All of the entries are to be returned word for word.

══ DATA UNDER STUDY

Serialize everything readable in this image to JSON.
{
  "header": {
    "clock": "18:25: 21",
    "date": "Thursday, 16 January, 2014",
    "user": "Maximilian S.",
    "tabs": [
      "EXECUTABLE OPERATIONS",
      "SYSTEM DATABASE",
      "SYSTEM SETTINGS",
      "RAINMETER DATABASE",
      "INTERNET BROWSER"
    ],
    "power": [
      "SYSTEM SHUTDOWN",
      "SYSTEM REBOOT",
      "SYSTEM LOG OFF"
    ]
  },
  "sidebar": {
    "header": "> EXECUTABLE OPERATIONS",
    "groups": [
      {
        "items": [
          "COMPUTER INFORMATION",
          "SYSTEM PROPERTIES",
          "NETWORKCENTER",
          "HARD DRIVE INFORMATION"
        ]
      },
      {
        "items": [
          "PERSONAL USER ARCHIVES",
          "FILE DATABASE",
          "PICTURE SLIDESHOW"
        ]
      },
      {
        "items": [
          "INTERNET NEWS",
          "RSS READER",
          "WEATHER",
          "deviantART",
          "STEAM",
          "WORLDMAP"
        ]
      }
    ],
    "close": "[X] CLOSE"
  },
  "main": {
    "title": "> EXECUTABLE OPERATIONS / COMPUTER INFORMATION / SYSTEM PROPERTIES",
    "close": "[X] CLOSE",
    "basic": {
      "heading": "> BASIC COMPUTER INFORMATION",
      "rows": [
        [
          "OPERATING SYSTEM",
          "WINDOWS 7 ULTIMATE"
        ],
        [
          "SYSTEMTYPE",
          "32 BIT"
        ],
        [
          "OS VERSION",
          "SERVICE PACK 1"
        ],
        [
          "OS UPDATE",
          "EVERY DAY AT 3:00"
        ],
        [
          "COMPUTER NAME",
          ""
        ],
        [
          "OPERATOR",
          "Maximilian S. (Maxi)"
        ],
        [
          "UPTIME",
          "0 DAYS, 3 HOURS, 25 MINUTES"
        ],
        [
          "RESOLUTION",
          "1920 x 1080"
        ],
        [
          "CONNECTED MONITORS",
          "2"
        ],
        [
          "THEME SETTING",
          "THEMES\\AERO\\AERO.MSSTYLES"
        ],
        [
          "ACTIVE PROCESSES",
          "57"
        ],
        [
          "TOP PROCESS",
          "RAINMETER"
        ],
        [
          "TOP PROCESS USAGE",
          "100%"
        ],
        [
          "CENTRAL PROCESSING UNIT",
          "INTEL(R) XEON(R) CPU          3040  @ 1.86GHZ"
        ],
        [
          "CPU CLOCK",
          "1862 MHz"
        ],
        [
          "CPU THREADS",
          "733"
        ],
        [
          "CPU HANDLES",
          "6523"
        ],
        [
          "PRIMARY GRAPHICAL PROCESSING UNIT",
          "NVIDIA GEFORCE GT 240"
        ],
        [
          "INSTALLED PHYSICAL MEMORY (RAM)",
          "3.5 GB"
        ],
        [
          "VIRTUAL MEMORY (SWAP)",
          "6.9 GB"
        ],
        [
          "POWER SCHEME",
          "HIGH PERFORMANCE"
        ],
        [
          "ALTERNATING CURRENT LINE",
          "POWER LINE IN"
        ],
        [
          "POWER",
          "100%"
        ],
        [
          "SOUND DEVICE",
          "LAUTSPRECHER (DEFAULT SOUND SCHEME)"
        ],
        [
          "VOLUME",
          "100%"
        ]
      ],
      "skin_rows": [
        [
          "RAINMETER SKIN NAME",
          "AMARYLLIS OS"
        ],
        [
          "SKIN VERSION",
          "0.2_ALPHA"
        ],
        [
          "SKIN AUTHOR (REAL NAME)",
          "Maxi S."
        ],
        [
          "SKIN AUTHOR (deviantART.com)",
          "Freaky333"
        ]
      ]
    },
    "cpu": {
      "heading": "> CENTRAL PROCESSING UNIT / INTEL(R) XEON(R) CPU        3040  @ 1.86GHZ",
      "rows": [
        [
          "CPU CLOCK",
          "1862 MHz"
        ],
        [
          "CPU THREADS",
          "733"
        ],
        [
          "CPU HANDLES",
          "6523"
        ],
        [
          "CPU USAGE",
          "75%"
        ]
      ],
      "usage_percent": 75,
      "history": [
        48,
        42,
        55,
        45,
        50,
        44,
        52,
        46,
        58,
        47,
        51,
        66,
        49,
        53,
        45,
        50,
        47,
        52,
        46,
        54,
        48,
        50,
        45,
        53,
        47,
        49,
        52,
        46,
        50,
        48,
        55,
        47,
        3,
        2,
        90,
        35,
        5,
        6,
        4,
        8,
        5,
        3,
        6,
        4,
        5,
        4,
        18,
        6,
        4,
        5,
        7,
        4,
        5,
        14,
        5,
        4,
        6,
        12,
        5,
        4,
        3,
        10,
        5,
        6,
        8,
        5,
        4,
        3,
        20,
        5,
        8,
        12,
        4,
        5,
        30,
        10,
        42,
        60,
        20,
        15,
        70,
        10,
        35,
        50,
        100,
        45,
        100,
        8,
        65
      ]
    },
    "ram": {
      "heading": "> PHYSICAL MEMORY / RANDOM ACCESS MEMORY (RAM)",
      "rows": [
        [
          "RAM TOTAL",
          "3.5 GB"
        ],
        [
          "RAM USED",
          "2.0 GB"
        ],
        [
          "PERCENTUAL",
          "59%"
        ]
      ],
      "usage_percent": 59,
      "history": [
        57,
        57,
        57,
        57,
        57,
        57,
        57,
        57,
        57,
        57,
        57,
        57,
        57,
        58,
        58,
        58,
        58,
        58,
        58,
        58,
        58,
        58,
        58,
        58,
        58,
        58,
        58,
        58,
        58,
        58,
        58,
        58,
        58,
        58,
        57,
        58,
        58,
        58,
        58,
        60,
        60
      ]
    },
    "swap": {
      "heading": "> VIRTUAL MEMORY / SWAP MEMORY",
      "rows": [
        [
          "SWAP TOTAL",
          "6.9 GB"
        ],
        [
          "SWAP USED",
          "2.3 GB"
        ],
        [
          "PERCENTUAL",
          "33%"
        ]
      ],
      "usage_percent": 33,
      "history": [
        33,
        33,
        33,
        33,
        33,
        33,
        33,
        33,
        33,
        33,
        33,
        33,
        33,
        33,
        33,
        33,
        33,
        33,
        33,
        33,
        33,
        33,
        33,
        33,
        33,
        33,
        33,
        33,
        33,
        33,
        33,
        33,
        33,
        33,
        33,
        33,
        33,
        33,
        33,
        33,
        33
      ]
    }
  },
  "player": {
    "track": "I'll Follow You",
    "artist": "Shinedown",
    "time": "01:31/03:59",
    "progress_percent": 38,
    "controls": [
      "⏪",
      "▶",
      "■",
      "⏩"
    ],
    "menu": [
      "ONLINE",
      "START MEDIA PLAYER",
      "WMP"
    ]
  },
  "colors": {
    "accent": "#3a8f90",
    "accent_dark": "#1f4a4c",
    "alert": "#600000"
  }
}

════

## YOUR SOLUTION
Serialize everything readable in this image to JSON.
{
  "header": {
    "clock": "18:25: 21",
    "date": "Thursday, 16 January, 2014",
    "user": "Maximilian S.",
    "tabs": [
      "EXECUTABLE OPERATIONS",
      "SYSTEM DATABASE",
      "SYSTEM SETTINGS",
      "RAINMETER DATABASE",
      "INTERNET BROWSER"
    ],
    "power": [
      "SYSTEM SHUTDOWN",
      "SYSTEM REBOOT",
      "SYSTEM LOG OFF"
    ]
  },
  "sidebar": {
    "header": "> EXECUTABLE OPERATIONS",
    "groups": [
      {
        "items": [
          "COMPUTER INFORMATION",
          "SYSTEM PROPERTIES",
          "NETWORKCENTER",
          "HARD DRIVE INFORMATION"
        ]
      },
      {
        "items": [
          "PERSONAL USER ARCHIVES",
          "FILE DATABASE",
          "PICTURE SLIDESHOW"
        ]
      },
      {
        "items": [
          "INTERNET NEWS",
          "RSS READER",
          "WEATHER",
          "deviantART",
          "STEAM",
          "WORLDMAP"
        ]
      }
    ],
    "close": "[X] CLOSE"
  },
  "main": {
    "title": "> EXECUTABLE OPERATIONS / COMPUTER INFORMATION / SYSTEM PROPERTIES",
    "close": "[X] CLOSE",
    "basic": {
      "heading": "> BASIC COMPUTER INFORMATION",
      "rows": [
        [
          "OPERATING SYSTEM",
          "WINDOWS 7 ULTIMATE"
        ],
        [
          "SYSTEMTYPE",
          "32 BIT"
        ],
        [
          "OS VERSION",
          "SERVICE PACK 1"
        ],
        [
          "OS UPDATE",
          "EVERY DAY AT 3:00"
        ],
        [
          "COMPUTER NAME",
          ""
        ],
        [
          "OPERATOR",
          "Maximilian S. (Maxi)"
        ],
        [
          "UPTIME",
          "0 DAYS, 3 HOURS, 25 MINUTES"
        ],
        [
          "RESOLUTION",
          "1920 x 1080"
        ],
        [
          "CONNECTED MONITORS",
          "2"
        ],
        [
          "THEME SETTING",
          "THEMES\\AERO\\AERO.MSSTYLES"
        ],
        [
          "ACTIVE PROCESSES",
          "57"
        ],
        [
          "TOP PROCESS",
          "RAINMETER"
        ],
        [
          "TOP PROCESS USAGE",
          "100%"
        ],
        [
          "CENTRAL PROCESSING UNIT",
          "INTEL(R) XEON(R) CPU          3040  @ 1.86GHZ"
        ],
        [
          "CPU CLOCK",
          "1862 MHz"
        ],
        [
          "CPU THREADS",
          "733"
        ],
        [
          "CPU HANDLES",
          "6523"
        ],
        [
          "PRIMARY GRAPHICAL PROCESSING UNIT",
          "NVIDIA GEFORCE GT 240"
        ],
        [
          "INSTALLED PHYSICAL MEMORY (RAM)",
          "3.5 GB"
        ],
        [
          "VIRTUAL MEMORY (SWAP)",
          "6.9 GB"
        ],
        [
          "POWER SCHEME",
          "HIGH PERFORMANCE"
        ],
        [
          "ALTERNATING CURRENT LINE",
          "POWER LINE IN"
        ],
        [
          "POWER",
          "100%"
        ],
        [
          "SOUND DEVICE",
          "LAUTSPRECHER (DEFAULT SOUND SCHEME)"
        ],
        [
          "VOLUME",
          "100%"
        ]
      ],
      "skin_rows": [
        [
          "RAINMETER SKIN NAME",
          "AMARYLLIS OS"
        ],
        [
          "SKIN VERSION",
          "0.2_ALPHA"
        ],
        [
          "SKIN AUTHOR (REAL NAME)",
          "Maxi S."
        ],
        [
          "SKIN AUTHOR (deviantART.com)",
          "Freaky333"
        ]
      ]
    },
    "cpu": {
      "heading": "> CENTRAL PROCESSING UNIT / INTEL(R) XEON(R) CPU        3040  @ 1.86GHZ",
      "rows": [
        [
          "CPU CLOCK",
          "1862 MHz"
        ],
        [
          "CPU THREADS",
          "733"
        ],
        [
          "CPU HANDLES",
          "6523"
        ],
        [
          "CPU USAGE",
          "75%"
        ]
      ],
      "usage_percent": 75,
      "history": [
        48,
        42,
        55,
        45,
        50,
        44,
        52,
        46,
        58,
        47,
        51,
        66,
        49,
        53,
        45,
        50,
        47,
        52,
        46,
        54,
        48,
        50,
        45,
        53,
        47,
        49,
        52,
        46,
        50,
        48,
        55,
        47,
        3,
        2,
        90,
        35,
        5,
        6,
        4,
        8,
        5,
        3,
        6,
        4,
        5,
        4,
        18,
        6,
        4,
        5,
        7,
        4,
        5,
        14,
        5,
        4,
        6,
        12,
        5,
        4,
        3,
        10,
        5,
        6,
        8,
        5,
        4,
        3,
        20,
        5,
        8,
        12,
        4,
        5,
        30,
        10,
        42,
        60,
        20,
        15,
        70,
        10,
        35,
        50,
        100,
        45,
        100,
        8,
        65
      ]
    },
    "ram": {
      "heading": "> PHYSICAL MEMORY / RANDOM ACCESS MEMORY (RAM)",
      "rows": [
        [
          "RAM TOTAL",
          "3.5 GB"
        ],
        [
          "RAM USED",
          "2.0 GB"
        ],
        [
          "PERCENTUAL",
          "59%"
        ]
      ],
      "usage_percent": 59,
      "history": [
        57,
        57,
        57,
        57,
        57,
        57,
        57,
        57,
        57,
        57,
        57,
        57,
        57,
        58,
        58,
        58,
        58,
        58,
        58,
        58,
        58,
        58,
        58,
        58,
        58,
        58,
        58,
        58,
        58,
        58,
        58,
        58,
        58,
        58,
        57,
        58,
        58,
        58,
        58,
        60,
        60
      ]
    },
    "swap": {
      "heading": "> VIRTUAL MEMORY / SWAP MEMORY",
      "rows": [
        [
          "SWAP TOTAL",
          "6.9 GB"
        ],
        [
          "SWAP USED",
          "2.3 GB"
        ],
        [
          "PERCENTUAL",
          "33%"
        ]
      ],
      "usage_percent": 33,
      "history": [
        33,
        33,
        33,
        33,
        33,
        33,
        33,
        33,
        33,
        33,
        33,
        33,
        33,
        33,
        33,
        33,
        33,
        33,
        33,
        33,
        33,
        33,
        33,
        33,
        33,
        33,
        33,
        33,
        33,
        33,
        33,
        33,
        33,
        33,
        33,
        33,
        33,
        33,
        33,
        33,
        33
      ]
    }
  },
  "player": {
    "track": "I'll Follow You",
    "artist": "Shinedown",
    "time": "01:31/03:59",
    "progress_percent": 38,
    "controls": [
      "⏪",
      "▶",
      "■",
      "⏩"
    ],
    "menu": [
      "ONLINE",
      "START MEDIA PLAYER",
      "WMP"
    ]
  },
  "colors": {
    "accent": "#3a8f90",
    "accent_dark": "#1f4a4c",
    "alert": "#600000"
  }
}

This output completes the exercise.